■ ACTION ITEM ■
Every entry must come back exactly as it was given.

■ LISTED RECORDS ■
____

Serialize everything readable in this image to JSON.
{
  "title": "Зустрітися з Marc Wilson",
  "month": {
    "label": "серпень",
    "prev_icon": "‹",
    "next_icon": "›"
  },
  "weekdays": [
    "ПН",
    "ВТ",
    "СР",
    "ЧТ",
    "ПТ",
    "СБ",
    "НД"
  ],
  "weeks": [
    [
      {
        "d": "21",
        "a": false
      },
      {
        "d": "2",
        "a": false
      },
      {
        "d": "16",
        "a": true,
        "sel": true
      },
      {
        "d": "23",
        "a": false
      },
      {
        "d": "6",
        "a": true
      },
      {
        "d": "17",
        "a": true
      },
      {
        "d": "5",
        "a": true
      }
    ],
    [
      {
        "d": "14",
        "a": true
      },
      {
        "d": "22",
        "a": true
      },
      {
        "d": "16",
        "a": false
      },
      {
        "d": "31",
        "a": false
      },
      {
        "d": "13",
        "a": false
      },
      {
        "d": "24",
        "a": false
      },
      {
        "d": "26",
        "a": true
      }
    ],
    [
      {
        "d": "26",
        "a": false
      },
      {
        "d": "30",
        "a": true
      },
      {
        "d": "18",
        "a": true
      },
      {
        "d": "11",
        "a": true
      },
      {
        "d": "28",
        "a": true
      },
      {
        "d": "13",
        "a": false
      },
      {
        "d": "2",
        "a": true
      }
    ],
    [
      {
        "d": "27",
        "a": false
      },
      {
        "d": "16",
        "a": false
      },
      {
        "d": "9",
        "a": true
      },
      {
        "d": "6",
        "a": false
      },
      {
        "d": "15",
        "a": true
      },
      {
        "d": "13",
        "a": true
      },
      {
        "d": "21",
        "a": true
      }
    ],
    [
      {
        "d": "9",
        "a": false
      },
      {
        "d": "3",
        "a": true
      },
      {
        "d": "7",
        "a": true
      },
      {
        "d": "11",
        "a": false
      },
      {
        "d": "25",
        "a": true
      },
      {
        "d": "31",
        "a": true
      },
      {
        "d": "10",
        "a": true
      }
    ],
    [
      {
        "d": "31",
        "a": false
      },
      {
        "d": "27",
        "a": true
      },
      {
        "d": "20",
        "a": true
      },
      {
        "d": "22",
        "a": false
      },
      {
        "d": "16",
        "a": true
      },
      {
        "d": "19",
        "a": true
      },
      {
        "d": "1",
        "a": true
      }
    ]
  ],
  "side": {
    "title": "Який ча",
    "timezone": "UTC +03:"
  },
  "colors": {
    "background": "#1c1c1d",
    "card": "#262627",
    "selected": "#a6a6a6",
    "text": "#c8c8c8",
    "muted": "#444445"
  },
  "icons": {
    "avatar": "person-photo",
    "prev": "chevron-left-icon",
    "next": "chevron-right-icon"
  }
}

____

■ EXPECTED ANSWER ■
Serialize everything readable in this image to JSON.
{
  "title": "Зустрітися з Marc Wilson",
  "month": {
    "label": "серпень",
    "prev_icon": "‹",
    "next_icon": "›"
  },
  "weekdays": [
    "ПН",
    "ВТ",
    "СР",
    "ЧТ",
    "ПТ",
    "СБ",
    "НД"
  ],
  "weeks": [
    [
      {
        "d": "21",
        "a": false
      },
      {
        "d": "2",
        "a": false
      },
      {
        "d": "16",
        "a": true,
        "sel": true
      },
      {
        "d": "23",
        "a": false
      },
      {
        "d": "6",
        "a": true
      },
      {
        "d": "17",
        "a": true
      },
      {
        "d": "5",
        "a": true
      }
    ],
    [
      {
        "d": "14",
        "a": true
      },
      {
        "d": "22",
        "a": true
      },
      {
        "d": "16",
        "a": false
      },
      {
        "d": "31",
        "a": false
      },
      {
        "d": "13",
        "a": false
      },
      {
        "d": "24",
        "a": false
      },
      {
        "d": "26",
        "a": true
      }
    ],
    [
      {
        "d": "26",
        "a": false
      },
      {
        "d": "30",
        "a": true
      },
      {
        "d": "18",
        "a": true
      },
      {
        "d": "11",
        "a": true
      },
      {
        "d": "28",
        "a": true
      },
      {
        "d": "13",
        "a": false
      },
      {
        "d": "2",
        "a": true
      }
    ],
    [
      {
        "d": "27",
        "a": false
      },
      {
        "d": "16",
        "a": false
      },
      {
        "d": "9",
        "a": true
      },
      {
        "d": "6",
        "a": false
      },
      {
        "d": "15",
        "a": true
      },
      {
        "d": "13",
        "a": true
      },
      {
        "d": "21",
        "a": true
      }
    ],
    [
      {
        "d": "9",
        "a": false
      },
      {
        "d": "3",
        "a": true
      },
      {
        "d": "7",
        "a": true
      },
      {
        "d": "11",
        "a": false
      },
      {
        "d": "25",
        "a": true
      },
      {
        "d": "31",
        "a": true
      },
      {
        "d": "10",
        "a": true
      }
    ],
    [
      {
        "d": "31",
        "a": false
      },
      {
        "d": "27",
        "a": true
      },
      {
        "d": "20",
        "a": true
      },
      {
        "d": "22",
        "a": false
      },
      {
        "d": "16",
        "a": true
      },
      {
        "d": "19",
        "a": true
      },
      {
        "d": "1",
        "a": true
      }
    ]
  ],
  "side": {
    "title": "Який ча",
    "timezone": "UTC +03:"
  },
  "colors": {
    "background": "#1c1c1d",
    "card": "#262627",
    "selected": "#a6a6a6",
    "text": "#c8c8c8",
    "muted": "#444445"
  },
  "icons": {
    "avatar": "person-photo",
    "prev": "chevron-left-icon",
    "next": "chevron-right-icon"
  }
}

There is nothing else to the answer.